WHERE'S WALDO'S HEAD AT WHEN IT COMES TO HATS? Acting police commissioner of New York City, Rhinelander Waldo (yes, that's his real name) has a proposal for the New York Police Department. He wants the rank-and-file to stop wearing the helmets and start wearing soft caps. This is not going over so well, especially in light of Waldo's assertion that a cap is "better protection against assault than a helmet." Most police officers seem to prefer the helmets (exhibited so well in the photo at the right). Regarding protection, here's what an "old timer" told The New York Times:
"Many a brick and cobblestone's been shunted off my head by the helmet I was wearing, and they're mighty handy things to have on about fires. They keep the falling glass and bits of brick and woodwork off in great shape."
Not sure when the change will be made.
THIS COURT CASE HAD A PHOTO-FINISH: French sailor Gesset Tenani had some time off yesterday. So, he left his ship, L'Etoile, in the morning and headed off to the amusement park at Fort George. Someone at one of the booths offered to take his picture. When Tenani saw the result, his Gallic blood boiled. He was offended by the photo, so he began to wreck the camera. A policeman hauled him into the station and charged him with disorderly contact. He appeared before Magistrate Cornell in Harlem Police Court. Cornell fined him $10. That also boiled Tenani's blood. The Times described the sailor's resonse: "He said something that sounded like the Marsellaise without the music, which was not translated." Then the sailor pulled the tintype (photo) from his pocket and showed it to the judge. At that point, Cornell must have agreed that the photo was an insult to the Frenchman. The judge dismissed the charge. The sailor was freed. Unfortunately the Times printed no photo.

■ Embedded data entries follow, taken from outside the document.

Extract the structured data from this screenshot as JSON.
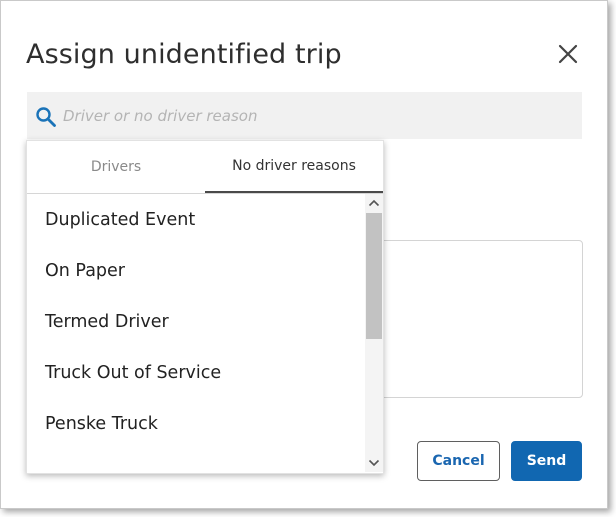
{
  "dialog": {
    "title": "Assign unidentified trip",
    "close_icon": "close-icon"
  },
  "search": {
    "icon": "search-icon",
    "placeholder": "Driver or no driver reason",
    "value": ""
  },
  "dropdown": {
    "tabs": [
      {
        "label": "Drivers",
        "active": false
      },
      {
        "label": "No driver reasons",
        "active": true
      }
    ],
    "items": [
      {
        "label": "Duplicated Event"
      },
      {
        "label": "On Paper"
      },
      {
        "label": "Termed Driver"
      },
      {
        "label": "Truck Out of Service"
      },
      {
        "label": "Penske Truck"
      }
    ],
    "scroll_position": 0
  },
  "actions": {
    "cancel_label": "Cancel",
    "send_label": "Send"
  },
  "colors": {
    "accent": "#1167b1",
    "search_icon": "#1a73b8",
    "title_text": "#2e2e2e"
  }
}
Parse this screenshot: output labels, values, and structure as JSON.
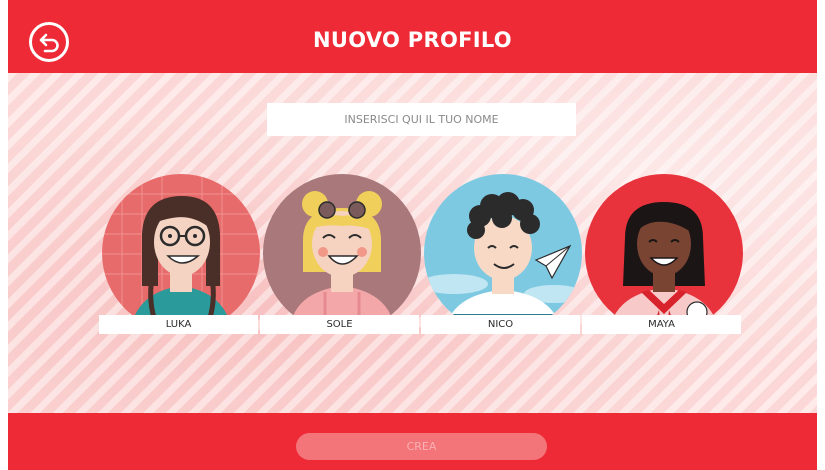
{
  "header": {
    "title": "NUOVO PROFILO",
    "back_icon": "back-arrow-circle-icon"
  },
  "name_input": {
    "placeholder": "INSERISCI QUI IL TUO NOME",
    "value": ""
  },
  "avatars": [
    {
      "label": "LUKA",
      "bg": "#e86b6b",
      "skin": "#f4d3c2",
      "hair": "#4a2e28"
    },
    {
      "label": "SOLE",
      "bg": "#a8787a",
      "skin": "#f6d2c0",
      "hair": "#f0cf5a"
    },
    {
      "label": "NICO",
      "bg": "#7ec9e2",
      "skin": "#f7d9c6",
      "hair": "#2b2b2b"
    },
    {
      "label": "MAYA",
      "bg": "#e8323c",
      "skin": "#7a4433",
      "hair": "#1c1515"
    }
  ],
  "footer": {
    "create_label": "CREA"
  },
  "colors": {
    "brand_red": "#ed2a35",
    "background_pink": "#fbd8d7",
    "disabled_button": "#f37579"
  }
}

THE "OTHER WOMAN" SURFACES: The Gillette case has gotten interesting in Herkimer County, New York. (You remember that one? It began to come to light on July 14 and 15.) Anyway, there's been a lot of talk about the "other woman" in Chester Gillette's life. Evidently, it's Harriett Benedict (right) of Cortland. Her father has gone to great lengths to deny that the two were even close to being engaged. He even made a formal statement for the press -- to further distance his daughter from the man who's accused of killing Grace Brown in Big Moose Lake. That picture of Harriett Benedict does remind me of somebody, at least a little.